Required work: Each entry below is to be printed verbatim.

Task data:
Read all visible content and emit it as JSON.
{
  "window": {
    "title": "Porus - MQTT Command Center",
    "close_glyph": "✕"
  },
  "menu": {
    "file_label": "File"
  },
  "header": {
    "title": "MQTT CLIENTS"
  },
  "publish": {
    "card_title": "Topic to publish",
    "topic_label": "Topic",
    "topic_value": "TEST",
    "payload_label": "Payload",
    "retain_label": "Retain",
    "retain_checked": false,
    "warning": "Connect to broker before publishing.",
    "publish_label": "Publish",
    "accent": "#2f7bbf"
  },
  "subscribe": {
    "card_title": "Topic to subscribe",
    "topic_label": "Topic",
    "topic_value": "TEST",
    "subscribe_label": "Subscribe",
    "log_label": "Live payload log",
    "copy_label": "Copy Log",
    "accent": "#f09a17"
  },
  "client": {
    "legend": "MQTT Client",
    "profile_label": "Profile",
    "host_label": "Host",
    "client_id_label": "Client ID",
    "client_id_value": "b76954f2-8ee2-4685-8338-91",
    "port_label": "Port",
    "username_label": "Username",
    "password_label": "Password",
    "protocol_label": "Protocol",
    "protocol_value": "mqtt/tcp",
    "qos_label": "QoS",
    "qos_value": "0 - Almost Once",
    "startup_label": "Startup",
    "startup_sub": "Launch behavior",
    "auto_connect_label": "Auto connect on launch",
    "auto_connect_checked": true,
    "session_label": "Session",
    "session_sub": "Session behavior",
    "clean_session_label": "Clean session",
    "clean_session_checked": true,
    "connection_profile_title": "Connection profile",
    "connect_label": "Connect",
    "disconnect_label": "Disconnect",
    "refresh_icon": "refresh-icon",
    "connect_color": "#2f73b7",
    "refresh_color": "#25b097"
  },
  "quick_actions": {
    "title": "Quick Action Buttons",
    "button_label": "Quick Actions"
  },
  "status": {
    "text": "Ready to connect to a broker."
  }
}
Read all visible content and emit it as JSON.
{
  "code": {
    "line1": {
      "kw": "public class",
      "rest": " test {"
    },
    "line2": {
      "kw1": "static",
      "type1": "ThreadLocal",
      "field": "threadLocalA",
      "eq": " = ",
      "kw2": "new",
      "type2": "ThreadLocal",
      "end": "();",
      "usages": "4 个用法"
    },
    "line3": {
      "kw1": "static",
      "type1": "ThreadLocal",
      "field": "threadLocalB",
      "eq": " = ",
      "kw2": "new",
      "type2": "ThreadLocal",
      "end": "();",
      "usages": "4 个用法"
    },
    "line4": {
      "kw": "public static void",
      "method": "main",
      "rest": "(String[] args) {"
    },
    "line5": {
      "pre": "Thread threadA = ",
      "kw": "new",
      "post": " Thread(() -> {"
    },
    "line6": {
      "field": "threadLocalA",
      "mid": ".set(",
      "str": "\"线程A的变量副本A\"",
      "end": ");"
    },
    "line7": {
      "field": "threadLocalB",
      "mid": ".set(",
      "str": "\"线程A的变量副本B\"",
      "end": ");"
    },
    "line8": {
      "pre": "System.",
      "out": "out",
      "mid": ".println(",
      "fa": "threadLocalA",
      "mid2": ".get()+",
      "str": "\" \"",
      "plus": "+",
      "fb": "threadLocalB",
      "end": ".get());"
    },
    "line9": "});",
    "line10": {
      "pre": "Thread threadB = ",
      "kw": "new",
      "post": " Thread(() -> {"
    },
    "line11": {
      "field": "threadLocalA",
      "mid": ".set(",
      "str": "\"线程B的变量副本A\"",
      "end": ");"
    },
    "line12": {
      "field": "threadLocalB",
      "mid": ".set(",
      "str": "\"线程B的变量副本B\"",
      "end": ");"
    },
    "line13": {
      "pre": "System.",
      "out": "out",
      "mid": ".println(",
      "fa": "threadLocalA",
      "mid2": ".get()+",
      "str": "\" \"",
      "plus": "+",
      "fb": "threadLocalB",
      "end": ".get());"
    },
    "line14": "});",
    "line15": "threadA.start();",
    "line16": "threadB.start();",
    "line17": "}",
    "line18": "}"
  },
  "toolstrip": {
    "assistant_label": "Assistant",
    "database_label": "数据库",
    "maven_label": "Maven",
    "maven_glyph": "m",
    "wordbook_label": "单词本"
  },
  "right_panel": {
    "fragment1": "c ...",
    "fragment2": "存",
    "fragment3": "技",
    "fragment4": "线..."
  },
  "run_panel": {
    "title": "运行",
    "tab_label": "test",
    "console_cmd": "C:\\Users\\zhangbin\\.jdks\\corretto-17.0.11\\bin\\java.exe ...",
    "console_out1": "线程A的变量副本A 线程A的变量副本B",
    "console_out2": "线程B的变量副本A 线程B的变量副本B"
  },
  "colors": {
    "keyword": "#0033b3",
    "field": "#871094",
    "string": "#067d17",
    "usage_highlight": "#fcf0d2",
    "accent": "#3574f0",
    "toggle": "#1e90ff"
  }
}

Reply to the task:
Read all visible content and emit it as JSON.
{
  "window": {
    "title": "Porus - MQTT Command Center",
    "close_glyph": "✕"
  },
  "menu": {
    "file_label": "File"
  },
  "header": {
    "title": "MQTT CLIENTS"
  },
  "publish": {
    "card_title": "Topic to publish",
    "topic_label": "Topic",
    "topic_value": "TEST",
    "payload_label": "Payload",
    "retain_label": "Retain",
    "retain_checked": false,
    "warning": "Connect to broker before publishing.",
    "publish_label": "Publish",
    "accent": "#2f7bbf"
  },
  "subscribe": {
    "card_title": "Topic to subscribe",
    "topic_label": "Topic",
    "topic_value": "TEST",
    "subscribe_label": "Subscribe",
    "log_label": "Live payload log",
    "copy_label": "Copy Log",
    "accent": "#f09a17"
  },
  "client": {
    "legend": "MQTT Client",
    "profile_label": "Profile",
    "host_label": "Host",
    "client_id_label": "Client ID",
    "client_id_value": "b76954f2-8ee2-4685-8338-91",
    "port_label": "Port",
    "username_label": "Username",
    "password_label": "Password",
    "protocol_label": "Protocol",
    "protocol_value": "mqtt/tcp",
    "qos_label": "QoS",
    "qos_value": "0 - Almost Once",
    "startup_label": "Startup",
    "startup_sub": "Launch behavior",
    "auto_connect_label": "Auto connect on launch",
    "auto_connect_checked": true,
    "session_label": "Session",
    "session_sub": "Session behavior",
    "clean_session_label": "Clean session",
    "clean_session_checked": true,
    "connection_profile_title": "Connection profile",
    "connect_label": "Connect",
    "disconnect_label": "Disconnect",
    "refresh_icon": "refresh-icon",
    "connect_color": "#2f73b7",
    "refresh_color": "#25b097"
  },
  "quick_actions": {
    "title": "Quick Action Buttons",
    "button_label": "Quick Actions"
  },
  "status": {
    "text": "Ready to connect to a broker."
  }
}
Read all visible content and emit it as JSON.
{
  "code": {
    "line1": {
      "kw": "public class",
      "rest": " test {"
    },
    "line2": {
      "kw1": "static",
      "type1": "ThreadLocal",
      "field": "threadLocalA",
      "eq": " = ",
      "kw2": "new",
      "type2": "ThreadLocal",
      "end": "();",
      "usages": "4 个用法"
    },
    "line3": {
      "kw1": "static",
      "type1": "ThreadLocal",
      "field": "threadLocalB",
      "eq": " = ",
      "kw2": "new",
      "type2": "ThreadLocal",
      "end": "();",
      "usages": "4 个用法"
    },
    "line4": {
      "kw": "public static void",
      "method": "main",
      "rest": "(String[] args) {"
    },
    "line5": {
      "pre": "Thread threadA = ",
      "kw": "new",
      "post": " Thread(() -> {"
    },
    "line6": {
      "field": "threadLocalA",
      "mid": ".set(",
      "str": "\"线程A的变量副本A\"",
      "end": ");"
    },
    "line7": {
      "field": "threadLocalB",
      "mid": ".set(",
      "str": "\"线程A的变量副本B\"",
      "end": ");"
    },
    "line8": {
      "pre": "System.",
      "out": "out",
      "mid": ".println(",
      "fa": "threadLocalA",
      "mid2": ".get()+",
      "str": "\" \"",
      "plus": "+",
      "fb": "threadLocalB",
      "end": ".get());"
    },
    "line9": "});",
    "line10": {
      "pre": "Thread threadB = ",
      "kw": "new",
      "post": " Thread(() -> {"
    },
    "line11": {
      "field": "threadLocalA",
      "mid": ".set(",
      "str": "\"线程B的变量副本A\"",
      "end": ");"
    },
    "line12": {
      "field": "threadLocalB",
      "mid": ".set(",
      "str": "\"线程B的变量副本B\"",
      "end": ");"
    },
    "line13": {
      "pre": "System.",
      "out": "out",
      "mid": ".println(",
      "fa": "threadLocalA",
      "mid2": ".get()+",
      "str": "\" \"",
      "plus": "+",
      "fb": "threadLocalB",
      "end": ".get());"
    },
    "line14": "});",
    "line15": "threadA.start();",
    "line16": "threadB.start();",
    "line17": "}",
    "line18": "}"
  },
  "toolstrip": {
    "assistant_label": "Assistant",
    "database_label": "数据库",
    "maven_label": "Maven",
    "maven_glyph": "m",
    "wordbook_label": "单词本"
  },
  "right_panel": {
    "fragment1": "c ...",
    "fragment2": "存",
    "fragment3": "技",
    "fragment4": "线..."
  },
  "run_panel": {
    "title": "运行",
    "tab_label": "test",
    "console_cmd": "C:\\Users\\zhangbin\\.jdks\\corretto-17.0.11\\bin\\java.exe ...",
    "console_out1": "线程A的变量副本A 线程A的变量副本B",
    "console_out2": "线程B的变量副本A 线程B的变量副本B"
  },
  "colors": {
    "keyword": "#0033b3",
    "field": "#871094",
    "string": "#067d17",
    "usage_highlight": "#fcf0d2",
    "accent": "#3574f0",
    "toggle": "#1e90ff"
  }
}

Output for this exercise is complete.